Defamation. This tort occurs when one party says, writes or publishes comments about another party that have a negative impact on the second party’s reputation, leading to loss of professional or personal standing and earnings. In 2010 a Western Australian court found that anonymous comments made on an Internet forum by a Victorian man defamed the plaintiff; he was awarded $20,000 damages plus costs.
Nuisance. This tort describes actions that have a negative effect on a party’s life, health, safety or comfort. This may include conduct such as making excessive noise, generating offensive smells, keeping unhygienic or dangerous animals or dumping rubbish. In Sturges v. Bridgman (1879), Sturges – a doctor who had recently moved into a new house – launched legal action against Bridgman, his neighbour, who made sweets in his backyard using noisy equipment. Bridgman’s defence was that he had been doing so for several years, however the court granted Sturges’ injunction, ruling that the noise from a domestic house must be appropriate to a residential area.
Non-intentional torts are torts where harm, suffering or loss has been caused by some action or inaction by the tortfeasor – however the tortfeasor has not acted deliberately or with intent. Examples of non-intentional torts are:
Negligence. Probably the most common tort, negligence is an action or failure to act by someone who has a duty of care that causes injury, loss or damage. The previously mentioned case of Donoghue v. Stevenson (1932) established the negligence of a soft-drink manufacturer, for providing a product contaminated by a dead snail. In Miller v. Jackson (1977) a cricket club was sued for property damage caused by balls being hit into a neighbouring house each season; the club was found guilty of negligence and ordered to pay restitution.

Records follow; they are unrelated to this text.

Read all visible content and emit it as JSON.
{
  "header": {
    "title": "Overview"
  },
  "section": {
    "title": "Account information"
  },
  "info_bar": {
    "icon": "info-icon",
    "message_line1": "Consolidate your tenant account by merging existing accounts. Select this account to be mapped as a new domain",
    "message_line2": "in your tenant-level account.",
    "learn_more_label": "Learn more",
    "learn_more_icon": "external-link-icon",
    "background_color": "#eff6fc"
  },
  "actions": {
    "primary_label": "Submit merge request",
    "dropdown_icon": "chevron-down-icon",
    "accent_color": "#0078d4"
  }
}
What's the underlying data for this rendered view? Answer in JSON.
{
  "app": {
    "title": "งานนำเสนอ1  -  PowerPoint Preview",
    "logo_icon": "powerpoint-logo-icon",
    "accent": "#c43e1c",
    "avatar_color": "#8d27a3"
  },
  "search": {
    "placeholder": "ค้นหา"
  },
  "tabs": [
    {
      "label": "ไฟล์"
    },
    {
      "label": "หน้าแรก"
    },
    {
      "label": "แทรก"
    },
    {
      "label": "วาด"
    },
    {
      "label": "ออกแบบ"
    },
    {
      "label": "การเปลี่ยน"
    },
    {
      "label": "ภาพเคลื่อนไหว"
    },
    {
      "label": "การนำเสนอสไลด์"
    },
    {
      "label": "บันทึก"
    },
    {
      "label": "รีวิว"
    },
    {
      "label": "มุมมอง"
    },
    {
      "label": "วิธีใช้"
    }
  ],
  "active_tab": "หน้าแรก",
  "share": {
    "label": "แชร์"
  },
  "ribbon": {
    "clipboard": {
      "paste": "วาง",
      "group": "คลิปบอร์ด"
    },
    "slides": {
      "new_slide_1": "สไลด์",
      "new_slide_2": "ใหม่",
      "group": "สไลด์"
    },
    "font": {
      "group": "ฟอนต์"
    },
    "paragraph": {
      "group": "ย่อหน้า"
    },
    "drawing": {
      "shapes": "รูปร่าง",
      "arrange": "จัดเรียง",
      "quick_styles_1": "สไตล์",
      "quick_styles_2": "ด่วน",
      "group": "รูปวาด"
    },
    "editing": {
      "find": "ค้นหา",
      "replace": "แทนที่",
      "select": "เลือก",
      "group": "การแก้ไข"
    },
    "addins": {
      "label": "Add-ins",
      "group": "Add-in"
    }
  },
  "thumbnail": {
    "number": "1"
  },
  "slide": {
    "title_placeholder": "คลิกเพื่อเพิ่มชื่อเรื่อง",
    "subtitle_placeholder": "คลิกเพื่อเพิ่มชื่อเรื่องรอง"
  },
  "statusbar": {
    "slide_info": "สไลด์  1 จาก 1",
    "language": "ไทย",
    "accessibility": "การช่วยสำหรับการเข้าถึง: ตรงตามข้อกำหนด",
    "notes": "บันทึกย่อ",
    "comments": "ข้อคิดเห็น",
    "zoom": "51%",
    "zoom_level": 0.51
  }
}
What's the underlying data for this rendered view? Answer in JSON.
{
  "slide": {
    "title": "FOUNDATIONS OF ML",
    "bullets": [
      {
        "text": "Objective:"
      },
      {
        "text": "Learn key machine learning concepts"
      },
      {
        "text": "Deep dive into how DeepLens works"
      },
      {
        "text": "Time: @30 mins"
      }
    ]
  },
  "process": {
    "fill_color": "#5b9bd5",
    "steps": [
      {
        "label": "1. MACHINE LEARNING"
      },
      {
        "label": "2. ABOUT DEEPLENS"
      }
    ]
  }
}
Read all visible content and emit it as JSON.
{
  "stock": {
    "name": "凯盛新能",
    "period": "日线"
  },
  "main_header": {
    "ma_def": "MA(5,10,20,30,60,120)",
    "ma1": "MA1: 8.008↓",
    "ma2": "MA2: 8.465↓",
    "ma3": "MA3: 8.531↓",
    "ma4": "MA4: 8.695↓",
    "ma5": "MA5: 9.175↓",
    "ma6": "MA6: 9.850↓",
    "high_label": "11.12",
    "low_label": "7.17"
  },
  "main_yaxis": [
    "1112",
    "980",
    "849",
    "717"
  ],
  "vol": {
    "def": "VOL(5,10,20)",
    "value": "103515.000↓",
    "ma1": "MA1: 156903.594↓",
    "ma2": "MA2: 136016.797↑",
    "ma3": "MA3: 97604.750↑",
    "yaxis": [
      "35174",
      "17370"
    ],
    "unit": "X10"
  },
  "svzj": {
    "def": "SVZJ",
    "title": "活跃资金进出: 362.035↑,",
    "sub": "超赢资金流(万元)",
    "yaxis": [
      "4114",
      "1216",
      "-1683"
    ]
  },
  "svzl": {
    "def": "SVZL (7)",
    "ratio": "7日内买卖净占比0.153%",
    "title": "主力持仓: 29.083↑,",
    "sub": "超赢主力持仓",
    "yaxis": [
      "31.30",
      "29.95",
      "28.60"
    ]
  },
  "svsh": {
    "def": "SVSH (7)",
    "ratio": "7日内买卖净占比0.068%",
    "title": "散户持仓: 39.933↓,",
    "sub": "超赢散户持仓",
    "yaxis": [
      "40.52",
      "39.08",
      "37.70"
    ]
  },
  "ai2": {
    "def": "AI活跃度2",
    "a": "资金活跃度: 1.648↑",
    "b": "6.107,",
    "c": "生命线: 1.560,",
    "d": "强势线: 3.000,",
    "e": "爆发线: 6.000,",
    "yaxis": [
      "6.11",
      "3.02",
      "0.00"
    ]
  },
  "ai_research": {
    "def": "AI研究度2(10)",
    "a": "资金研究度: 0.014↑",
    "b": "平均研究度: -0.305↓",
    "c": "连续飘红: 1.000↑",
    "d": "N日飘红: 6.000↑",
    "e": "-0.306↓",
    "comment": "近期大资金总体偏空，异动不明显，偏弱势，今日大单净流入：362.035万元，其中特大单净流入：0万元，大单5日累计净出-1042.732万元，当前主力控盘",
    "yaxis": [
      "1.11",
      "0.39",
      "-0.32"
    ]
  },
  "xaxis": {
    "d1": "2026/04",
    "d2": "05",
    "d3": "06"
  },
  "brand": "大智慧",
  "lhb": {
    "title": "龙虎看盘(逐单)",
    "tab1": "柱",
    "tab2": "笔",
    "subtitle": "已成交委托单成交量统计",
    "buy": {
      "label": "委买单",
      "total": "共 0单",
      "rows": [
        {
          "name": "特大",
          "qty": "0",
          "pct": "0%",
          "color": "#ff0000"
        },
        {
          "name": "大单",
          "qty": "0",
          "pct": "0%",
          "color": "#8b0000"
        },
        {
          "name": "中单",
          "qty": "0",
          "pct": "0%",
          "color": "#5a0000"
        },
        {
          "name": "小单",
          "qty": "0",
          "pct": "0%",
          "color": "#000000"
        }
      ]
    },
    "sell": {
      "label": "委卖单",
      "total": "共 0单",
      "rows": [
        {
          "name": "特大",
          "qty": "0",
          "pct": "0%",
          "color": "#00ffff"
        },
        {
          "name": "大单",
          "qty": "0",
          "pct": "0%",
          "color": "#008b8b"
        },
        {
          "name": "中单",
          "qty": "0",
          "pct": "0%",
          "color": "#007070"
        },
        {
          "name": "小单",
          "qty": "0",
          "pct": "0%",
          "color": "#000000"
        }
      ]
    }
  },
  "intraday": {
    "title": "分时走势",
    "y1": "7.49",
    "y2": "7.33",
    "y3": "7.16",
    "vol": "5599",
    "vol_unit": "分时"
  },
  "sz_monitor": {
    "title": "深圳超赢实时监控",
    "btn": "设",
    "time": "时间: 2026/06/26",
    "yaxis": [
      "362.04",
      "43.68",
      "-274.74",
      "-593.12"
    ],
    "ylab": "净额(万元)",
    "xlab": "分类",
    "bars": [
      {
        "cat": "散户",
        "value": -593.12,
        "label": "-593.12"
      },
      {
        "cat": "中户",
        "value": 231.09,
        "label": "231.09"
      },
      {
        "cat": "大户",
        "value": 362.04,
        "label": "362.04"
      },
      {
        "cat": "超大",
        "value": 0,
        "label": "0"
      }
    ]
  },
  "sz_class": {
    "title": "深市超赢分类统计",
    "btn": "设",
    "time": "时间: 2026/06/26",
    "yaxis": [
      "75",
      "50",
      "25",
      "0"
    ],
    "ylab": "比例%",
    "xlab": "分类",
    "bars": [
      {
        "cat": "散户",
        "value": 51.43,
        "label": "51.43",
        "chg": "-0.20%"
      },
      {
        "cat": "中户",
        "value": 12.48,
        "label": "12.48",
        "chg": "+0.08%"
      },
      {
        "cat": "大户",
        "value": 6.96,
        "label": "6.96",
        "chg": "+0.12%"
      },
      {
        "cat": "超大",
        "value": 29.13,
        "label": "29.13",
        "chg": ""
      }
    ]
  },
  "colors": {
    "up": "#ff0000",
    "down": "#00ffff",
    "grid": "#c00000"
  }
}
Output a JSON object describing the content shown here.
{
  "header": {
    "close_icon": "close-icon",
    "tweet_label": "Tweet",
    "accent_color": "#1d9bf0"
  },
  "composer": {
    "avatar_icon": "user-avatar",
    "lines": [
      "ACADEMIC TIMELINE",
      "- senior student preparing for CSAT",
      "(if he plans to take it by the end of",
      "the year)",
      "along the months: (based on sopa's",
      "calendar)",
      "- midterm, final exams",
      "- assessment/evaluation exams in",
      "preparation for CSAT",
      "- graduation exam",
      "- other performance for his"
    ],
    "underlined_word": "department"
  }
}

Malpractice. In reality a specialised form of negligence pertaining to professionals, such as surgeons, doctors, lawyers and accountants. Plaintiffs usually claim that the tortfeasor failed to provide duty of care, by not taking all necessary steps and following all procedures as would be expected of a competent professional. In 2005 a Queensland tribunal ruled that a Brisbane vet, O’Grady, failed to provide appropriate treatment to a sick cat that later died. O’Grady was fined $2,000 and ordered to pay $16,000 costs.